►
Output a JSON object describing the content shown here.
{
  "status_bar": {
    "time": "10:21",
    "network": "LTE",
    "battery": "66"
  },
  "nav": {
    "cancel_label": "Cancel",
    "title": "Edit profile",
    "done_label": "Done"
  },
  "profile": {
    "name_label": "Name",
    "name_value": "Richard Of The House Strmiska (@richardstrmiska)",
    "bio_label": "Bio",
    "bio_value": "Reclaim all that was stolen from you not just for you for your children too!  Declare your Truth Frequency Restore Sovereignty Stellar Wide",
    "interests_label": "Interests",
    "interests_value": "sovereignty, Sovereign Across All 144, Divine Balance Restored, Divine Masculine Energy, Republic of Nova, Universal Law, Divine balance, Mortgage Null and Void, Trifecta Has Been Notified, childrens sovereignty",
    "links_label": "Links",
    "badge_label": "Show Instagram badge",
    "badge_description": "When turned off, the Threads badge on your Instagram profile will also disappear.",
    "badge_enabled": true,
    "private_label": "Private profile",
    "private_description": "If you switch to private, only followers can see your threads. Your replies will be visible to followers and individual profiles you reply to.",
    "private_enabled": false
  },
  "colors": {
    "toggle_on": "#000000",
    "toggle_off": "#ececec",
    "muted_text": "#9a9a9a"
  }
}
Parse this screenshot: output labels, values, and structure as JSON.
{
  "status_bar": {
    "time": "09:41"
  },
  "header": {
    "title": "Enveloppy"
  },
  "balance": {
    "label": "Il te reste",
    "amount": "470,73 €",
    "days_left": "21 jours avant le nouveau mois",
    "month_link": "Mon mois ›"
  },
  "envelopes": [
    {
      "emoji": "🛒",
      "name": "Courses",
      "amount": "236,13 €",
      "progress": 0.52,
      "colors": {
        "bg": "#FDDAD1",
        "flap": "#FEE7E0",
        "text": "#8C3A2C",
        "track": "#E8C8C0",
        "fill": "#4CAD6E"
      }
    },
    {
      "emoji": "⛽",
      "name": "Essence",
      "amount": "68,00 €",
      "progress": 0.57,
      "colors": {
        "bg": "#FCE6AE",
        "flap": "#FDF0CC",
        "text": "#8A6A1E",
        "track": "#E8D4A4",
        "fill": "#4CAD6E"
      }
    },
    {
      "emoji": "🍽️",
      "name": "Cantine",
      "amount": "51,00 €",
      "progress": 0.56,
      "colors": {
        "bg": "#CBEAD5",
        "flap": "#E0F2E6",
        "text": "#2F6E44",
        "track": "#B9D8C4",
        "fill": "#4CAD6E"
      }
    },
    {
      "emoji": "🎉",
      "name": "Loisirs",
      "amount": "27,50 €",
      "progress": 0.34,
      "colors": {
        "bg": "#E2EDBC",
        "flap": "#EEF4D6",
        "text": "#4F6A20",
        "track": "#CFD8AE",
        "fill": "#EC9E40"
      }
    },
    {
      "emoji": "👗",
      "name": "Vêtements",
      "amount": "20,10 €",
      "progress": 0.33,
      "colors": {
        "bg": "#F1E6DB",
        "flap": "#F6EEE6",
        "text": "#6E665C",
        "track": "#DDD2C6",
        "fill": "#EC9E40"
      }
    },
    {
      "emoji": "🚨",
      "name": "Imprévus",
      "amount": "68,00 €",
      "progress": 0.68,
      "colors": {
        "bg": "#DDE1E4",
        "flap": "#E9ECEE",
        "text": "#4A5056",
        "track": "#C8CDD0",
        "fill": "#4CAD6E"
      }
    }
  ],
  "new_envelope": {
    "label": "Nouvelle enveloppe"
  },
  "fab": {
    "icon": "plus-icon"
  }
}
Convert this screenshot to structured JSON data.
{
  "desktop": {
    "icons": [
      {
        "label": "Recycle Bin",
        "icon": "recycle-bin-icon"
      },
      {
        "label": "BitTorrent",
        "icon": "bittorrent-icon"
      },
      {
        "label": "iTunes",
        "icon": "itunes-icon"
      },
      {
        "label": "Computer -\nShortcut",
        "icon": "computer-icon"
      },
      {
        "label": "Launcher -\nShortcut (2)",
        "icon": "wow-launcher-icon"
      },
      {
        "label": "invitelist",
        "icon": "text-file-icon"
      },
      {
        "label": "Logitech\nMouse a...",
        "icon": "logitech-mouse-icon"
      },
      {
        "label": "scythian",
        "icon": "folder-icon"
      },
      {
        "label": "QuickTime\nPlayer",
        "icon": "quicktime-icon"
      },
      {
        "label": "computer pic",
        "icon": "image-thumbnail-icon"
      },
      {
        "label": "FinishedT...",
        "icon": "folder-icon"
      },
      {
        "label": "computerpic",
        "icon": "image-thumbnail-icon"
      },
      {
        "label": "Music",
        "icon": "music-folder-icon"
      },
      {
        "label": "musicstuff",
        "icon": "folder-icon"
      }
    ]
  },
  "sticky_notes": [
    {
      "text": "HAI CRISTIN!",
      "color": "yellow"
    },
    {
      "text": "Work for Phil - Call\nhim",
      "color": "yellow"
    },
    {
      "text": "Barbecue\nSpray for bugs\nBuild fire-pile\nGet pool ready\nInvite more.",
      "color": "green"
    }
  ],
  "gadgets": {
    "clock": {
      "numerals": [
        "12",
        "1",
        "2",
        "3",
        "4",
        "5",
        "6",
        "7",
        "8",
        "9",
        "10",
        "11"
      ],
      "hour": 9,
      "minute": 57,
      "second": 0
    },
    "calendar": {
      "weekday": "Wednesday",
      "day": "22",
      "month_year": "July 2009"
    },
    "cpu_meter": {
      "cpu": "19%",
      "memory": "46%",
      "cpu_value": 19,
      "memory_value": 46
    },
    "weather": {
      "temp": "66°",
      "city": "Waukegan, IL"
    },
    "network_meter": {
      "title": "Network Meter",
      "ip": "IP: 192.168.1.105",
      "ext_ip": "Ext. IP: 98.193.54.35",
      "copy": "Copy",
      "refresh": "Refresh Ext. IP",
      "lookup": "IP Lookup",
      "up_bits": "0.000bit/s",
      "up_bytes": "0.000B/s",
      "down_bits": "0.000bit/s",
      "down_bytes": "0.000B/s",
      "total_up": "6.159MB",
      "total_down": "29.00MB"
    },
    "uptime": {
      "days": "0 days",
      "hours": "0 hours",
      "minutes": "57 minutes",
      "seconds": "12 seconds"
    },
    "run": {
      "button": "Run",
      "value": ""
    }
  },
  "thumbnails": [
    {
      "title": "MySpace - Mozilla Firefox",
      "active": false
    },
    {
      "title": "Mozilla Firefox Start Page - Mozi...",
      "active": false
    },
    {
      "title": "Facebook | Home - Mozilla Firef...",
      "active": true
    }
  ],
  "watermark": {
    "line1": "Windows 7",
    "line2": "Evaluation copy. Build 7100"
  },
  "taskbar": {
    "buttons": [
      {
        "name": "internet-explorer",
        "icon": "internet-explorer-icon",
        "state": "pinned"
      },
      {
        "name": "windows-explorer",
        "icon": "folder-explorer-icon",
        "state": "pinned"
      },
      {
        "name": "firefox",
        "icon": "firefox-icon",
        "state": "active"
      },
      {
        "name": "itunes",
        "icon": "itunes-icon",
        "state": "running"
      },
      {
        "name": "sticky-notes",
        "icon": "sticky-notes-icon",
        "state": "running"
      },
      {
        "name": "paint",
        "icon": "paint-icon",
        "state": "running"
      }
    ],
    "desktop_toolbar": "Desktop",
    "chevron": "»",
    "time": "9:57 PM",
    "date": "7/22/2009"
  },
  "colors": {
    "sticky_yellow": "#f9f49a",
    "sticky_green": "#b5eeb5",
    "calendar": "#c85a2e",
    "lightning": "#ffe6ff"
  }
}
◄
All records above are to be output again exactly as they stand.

Output a JSON object describing the content shown here.
{
  "status_bar": {
    "time": "10:21",
    "network": "LTE",
    "battery": "66"
  },
  "nav": {
    "cancel_label": "Cancel",
    "title": "Edit profile",
    "done_label": "Done"
  },
  "profile": {
    "name_label": "Name",
    "name_value": "Richard Of The House Strmiska (@richardstrmiska)",
    "bio_label": "Bio",
    "bio_value": "Reclaim all that was stolen from you not just for you for your children too!  Declare your Truth Frequency Restore Sovereignty Stellar Wide",
    "interests_label": "Interests",
    "interests_value": "sovereignty, Sovereign Across All 144, Divine Balance Restored, Divine Masculine Energy, Republic of Nova, Universal Law, Divine balance, Mortgage Null and Void, Trifecta Has Been Notified, childrens sovereignty",
    "links_label": "Links",
    "badge_label": "Show Instagram badge",
    "badge_description": "When turned off, the Threads badge on your Instagram profile will also disappear.",
    "badge_enabled": true,
    "private_label": "Private profile",
    "private_description": "If you switch to private, only followers can see your threads. Your replies will be visible to followers and individual profiles you reply to.",
    "private_enabled": false
  },
  "colors": {
    "toggle_on": "#000000",
    "toggle_off": "#ececec",
    "muted_text": "#9a9a9a"
  }
}
Parse this screenshot: output labels, values, and structure as JSON.
{
  "status_bar": {
    "time": "09:41"
  },
  "header": {
    "title": "Enveloppy"
  },
  "balance": {
    "label": "Il te reste",
    "amount": "470,73 €",
    "days_left": "21 jours avant le nouveau mois",
    "month_link": "Mon mois ›"
  },
  "envelopes": [
    {
      "emoji": "🛒",
      "name": "Courses",
      "amount": "236,13 €",
      "progress": 0.52,
      "colors": {
        "bg": "#FDDAD1",
        "flap": "#FEE7E0",
        "text": "#8C3A2C",
        "track": "#E8C8C0",
        "fill": "#4CAD6E"
      }
    },
    {
      "emoji": "⛽",
      "name": "Essence",
      "amount": "68,00 €",
      "progress": 0.57,
      "colors": {
        "bg": "#FCE6AE",
        "flap": "#FDF0CC",
        "text": "#8A6A1E",
        "track": "#E8D4A4",
        "fill": "#4CAD6E"
      }
    },
    {
      "emoji": "🍽️",
      "name": "Cantine",
      "amount": "51,00 €",
      "progress": 0.56,
      "colors": {
        "bg": "#CBEAD5",
        "flap": "#E0F2E6",
        "text": "#2F6E44",
        "track": "#B9D8C4",
        "fill": "#4CAD6E"
      }
    },
    {
      "emoji": "🎉",
      "name": "Loisirs",
      "amount": "27,50 €",
      "progress": 0.34,
      "colors": {
        "bg": "#E2EDBC",
        "flap": "#EEF4D6",
        "text": "#4F6A20",
        "track": "#CFD8AE",
        "fill": "#EC9E40"
      }
    },
    {
      "emoji": "👗",
      "name": "Vêtements",
      "amount": "20,10 €",
      "progress": 0.33,
      "colors": {
        "bg": "#F1E6DB",
        "flap": "#F6EEE6",
        "text": "#6E665C",
        "track": "#DDD2C6",
        "fill": "#EC9E40"
      }
    },
    {
      "emoji": "🚨",
      "name": "Imprévus",
      "amount": "68,00 €",
      "progress": 0.68,
      "colors": {
        "bg": "#DDE1E4",
        "flap": "#E9ECEE",
        "text": "#4A5056",
        "track": "#C8CDD0",
        "fill": "#4CAD6E"
      }
    }
  ],
  "new_envelope": {
    "label": "Nouvelle enveloppe"
  },
  "fab": {
    "icon": "plus-icon"
  }
}
Convert this screenshot to structured JSON data.
{
  "desktop": {
    "icons": [
      {
        "label": "Recycle Bin",
        "icon": "recycle-bin-icon"
      },
      {
        "label": "BitTorrent",
        "icon": "bittorrent-icon"
      },
      {
        "label": "iTunes",
        "icon": "itunes-icon"
      },
      {
        "label": "Computer -\nShortcut",
        "icon": "computer-icon"
      },
      {
        "label": "Launcher -\nShortcut (2)",
        "icon": "wow-launcher-icon"
      },
      {
        "label": "invitelist",
        "icon": "text-file-icon"
      },
      {
        "label": "Logitech\nMouse a...",
        "icon": "logitech-mouse-icon"
      },
      {
        "label": "scythian",
        "icon": "folder-icon"
      },
      {
        "label": "QuickTime\nPlayer",
        "icon": "quicktime-icon"
      },
      {
        "label": "computer pic",
        "icon": "image-thumbnail-icon"
      },
      {
        "label": "FinishedT...",
        "icon": "folder-icon"
      },
      {
        "label": "computerpic",
        "icon": "image-thumbnail-icon"
      },
      {
        "label": "Music",
        "icon": "music-folder-icon"
      },
      {
        "label": "musicstuff",
        "icon": "folder-icon"
      }
    ]
  },
  "sticky_notes": [
    {
      "text": "HAI CRISTIN!",
      "color": "yellow"
    },
    {
      "text": "Work for Phil - Call\nhim",
      "color": "yellow"
    },
    {
      "text": "Barbecue\nSpray for bugs\nBuild fire-pile\nGet pool ready\nInvite more.",
      "color": "green"
    }
  ],
  "gadgets": {
    "clock": {
      "numerals": [
        "12",
        "1",
        "2",
        "3",
        "4",
        "5",
        "6",
        "7",
        "8",
        "9",
        "10",
        "11"
      ],
      "hour": 9,
      "minute": 57,
      "second": 0
    },
    "calendar": {
      "weekday": "Wednesday",
      "day": "22",
      "month_year": "July 2009"
    },
    "cpu_meter": {
      "cpu": "19%",
      "memory": "46%",
      "cpu_value": 19,
      "memory_value": 46
    },
    "weather": {
      "temp": "66°",
      "city": "Waukegan, IL"
    },
    "network_meter": {
      "title": "Network Meter",
      "ip": "IP: 192.168.1.105",
      "ext_ip": "Ext. IP: 98.193.54.35",
      "copy": "Copy",
      "refresh": "Refresh Ext. IP",
      "lookup": "IP Lookup",
      "up_bits": "0.000bit/s",
      "up_bytes": "0.000B/s",
      "down_bits": "0.000bit/s",
      "down_bytes": "0.000B/s",
      "total_up": "6.159MB",
      "total_down": "29.00MB"
    },
    "uptime": {
      "days": "0 days",
      "hours": "0 hours",
      "minutes": "57 minutes",
      "seconds": "12 seconds"
    },
    "run": {
      "button": "Run",
      "value": ""
    }
  },
  "thumbnails": [
    {
      "title": "MySpace - Mozilla Firefox",
      "active": false
    },
    {
      "title": "Mozilla Firefox Start Page - Mozi...",
      "active": false
    },
    {
      "title": "Facebook | Home - Mozilla Firef...",
      "active": true
    }
  ],
  "watermark": {
    "line1": "Windows 7",
    "line2": "Evaluation copy. Build 7100"
  },
  "taskbar": {
    "buttons": [
      {
        "name": "internet-explorer",
        "icon": "internet-explorer-icon",
        "state": "pinned"
      },
      {
        "name": "windows-explorer",
        "icon": "folder-explorer-icon",
        "state": "pinned"
      },
      {
        "name": "firefox",
        "icon": "firefox-icon",
        "state": "active"
      },
      {
        "name": "itunes",
        "icon": "itunes-icon",
        "state": "running"
      },
      {
        "name": "sticky-notes",
        "icon": "sticky-notes-icon",
        "state": "running"
      },
      {
        "name": "paint",
        "icon": "paint-icon",
        "state": "running"
      }
    ],
    "desktop_toolbar": "Desktop",
    "chevron": "»",
    "time": "9:57 PM",
    "date": "7/22/2009"
  },
  "colors": {
    "sticky_yellow": "#f9f49a",
    "sticky_green": "#b5eeb5",
    "calendar": "#c85a2e",
    "lightning": "#ffe6ff"
  }
}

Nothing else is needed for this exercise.